Prison governors are set to gain greater freedom to design incentive and earned privileges programmes to improve prisoners’ conduct.
A consultation will run this month on how to shape programmes in which prisoners can both earned and lose privileges in whatever context a governor thinks best suited to their prison.
Prisons minister Rory Stewart said: “This new framework will give governors the tools to set clear behavioural standards for offenders under their watch, and the consequences should these not be met.
“Research on behaviour change shows positive reinforcement is much more effective at shaping behaviour than punishment and, while sometimes necessary, punishment alone does not effectively change behaviour”.
He said governors at present had too little flexibility to tailor privileges to their cohort of prisoners.
Stewart said: “We are therefore providing governors with more freedom to design their incentive scheme to take account of the local needs of their prison population and the facilities available in their prison.”
Good behaviour would mean prisoners could receive privileges such as additional visits or time spent outside their cell, though misconduct could see such privileges removed with governors having discretion as how prisoners move between levels of privileges.

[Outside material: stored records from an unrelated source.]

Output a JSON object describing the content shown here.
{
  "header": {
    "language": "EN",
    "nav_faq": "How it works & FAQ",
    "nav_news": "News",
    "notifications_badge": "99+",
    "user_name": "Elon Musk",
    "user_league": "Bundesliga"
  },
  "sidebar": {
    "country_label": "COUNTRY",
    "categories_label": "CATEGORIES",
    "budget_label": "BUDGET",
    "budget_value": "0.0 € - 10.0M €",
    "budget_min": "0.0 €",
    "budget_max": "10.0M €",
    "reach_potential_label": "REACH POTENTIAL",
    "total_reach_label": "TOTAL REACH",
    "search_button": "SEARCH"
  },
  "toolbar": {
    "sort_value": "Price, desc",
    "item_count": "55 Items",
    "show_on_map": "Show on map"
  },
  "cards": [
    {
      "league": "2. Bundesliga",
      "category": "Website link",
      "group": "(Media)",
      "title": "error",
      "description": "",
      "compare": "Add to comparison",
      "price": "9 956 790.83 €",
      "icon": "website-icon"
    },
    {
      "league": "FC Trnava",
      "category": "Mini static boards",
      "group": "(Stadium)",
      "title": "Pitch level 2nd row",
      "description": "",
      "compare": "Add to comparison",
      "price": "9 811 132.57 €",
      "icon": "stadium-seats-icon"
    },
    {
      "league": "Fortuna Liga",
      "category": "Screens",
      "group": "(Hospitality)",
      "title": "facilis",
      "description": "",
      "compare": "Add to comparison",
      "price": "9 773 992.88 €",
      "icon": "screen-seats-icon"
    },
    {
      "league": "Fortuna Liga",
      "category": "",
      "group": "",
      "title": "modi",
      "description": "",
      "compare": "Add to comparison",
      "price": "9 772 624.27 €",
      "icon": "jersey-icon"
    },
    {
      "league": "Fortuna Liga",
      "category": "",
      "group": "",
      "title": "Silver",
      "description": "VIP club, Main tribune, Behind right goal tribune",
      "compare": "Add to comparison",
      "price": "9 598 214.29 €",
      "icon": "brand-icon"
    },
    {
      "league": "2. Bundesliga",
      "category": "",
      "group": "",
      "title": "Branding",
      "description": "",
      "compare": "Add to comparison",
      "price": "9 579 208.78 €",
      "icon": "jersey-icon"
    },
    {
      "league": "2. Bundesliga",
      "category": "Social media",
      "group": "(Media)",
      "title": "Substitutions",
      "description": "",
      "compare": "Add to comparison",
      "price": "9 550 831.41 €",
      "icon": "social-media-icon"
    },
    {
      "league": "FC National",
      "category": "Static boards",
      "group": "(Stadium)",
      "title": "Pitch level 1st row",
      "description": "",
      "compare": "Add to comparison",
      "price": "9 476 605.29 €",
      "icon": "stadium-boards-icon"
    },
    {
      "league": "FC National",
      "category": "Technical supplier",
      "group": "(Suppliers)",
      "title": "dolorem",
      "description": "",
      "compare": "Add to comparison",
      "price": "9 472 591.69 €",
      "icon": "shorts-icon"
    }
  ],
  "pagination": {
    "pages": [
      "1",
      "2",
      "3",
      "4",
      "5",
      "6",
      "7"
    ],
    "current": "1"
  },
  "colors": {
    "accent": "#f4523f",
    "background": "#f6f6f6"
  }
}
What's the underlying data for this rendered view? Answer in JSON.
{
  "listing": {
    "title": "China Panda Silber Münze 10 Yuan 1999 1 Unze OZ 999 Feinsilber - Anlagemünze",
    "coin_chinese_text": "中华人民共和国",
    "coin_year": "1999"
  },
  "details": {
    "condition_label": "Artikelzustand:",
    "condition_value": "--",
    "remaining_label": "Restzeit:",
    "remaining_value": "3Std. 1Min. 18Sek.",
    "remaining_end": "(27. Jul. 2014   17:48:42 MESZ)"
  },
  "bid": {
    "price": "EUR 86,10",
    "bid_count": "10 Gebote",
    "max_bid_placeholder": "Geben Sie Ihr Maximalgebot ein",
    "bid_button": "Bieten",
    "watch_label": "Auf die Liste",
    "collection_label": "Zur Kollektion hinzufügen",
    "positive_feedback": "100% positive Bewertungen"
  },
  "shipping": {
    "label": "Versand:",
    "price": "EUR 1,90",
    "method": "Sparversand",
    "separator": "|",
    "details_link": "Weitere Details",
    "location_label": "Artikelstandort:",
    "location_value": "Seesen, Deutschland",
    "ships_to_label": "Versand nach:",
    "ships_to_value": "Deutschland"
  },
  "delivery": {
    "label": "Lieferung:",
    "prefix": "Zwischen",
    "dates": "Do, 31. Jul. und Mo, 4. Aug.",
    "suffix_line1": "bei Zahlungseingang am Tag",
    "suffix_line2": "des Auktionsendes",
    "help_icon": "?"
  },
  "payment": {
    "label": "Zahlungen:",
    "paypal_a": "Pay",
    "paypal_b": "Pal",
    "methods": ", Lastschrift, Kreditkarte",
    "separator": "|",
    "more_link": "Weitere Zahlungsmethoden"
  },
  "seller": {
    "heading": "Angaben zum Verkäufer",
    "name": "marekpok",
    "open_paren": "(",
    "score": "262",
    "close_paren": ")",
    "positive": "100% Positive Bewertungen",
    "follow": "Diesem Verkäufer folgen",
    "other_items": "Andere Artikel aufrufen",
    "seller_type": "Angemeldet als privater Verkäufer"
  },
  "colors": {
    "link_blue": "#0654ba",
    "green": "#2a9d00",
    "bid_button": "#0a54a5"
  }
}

Governors would though be limited by national standards barring, for example, provision of pay television channels.
This is the latest in a number of reform from the Ministry of Justice since David Gauke became secretary of state earlier this year.
In July he moved to end the controversial outsourcing of probation to 21 private companies, while the department has also proposed a five-year pay deal for staff, although this has been rejected by unions.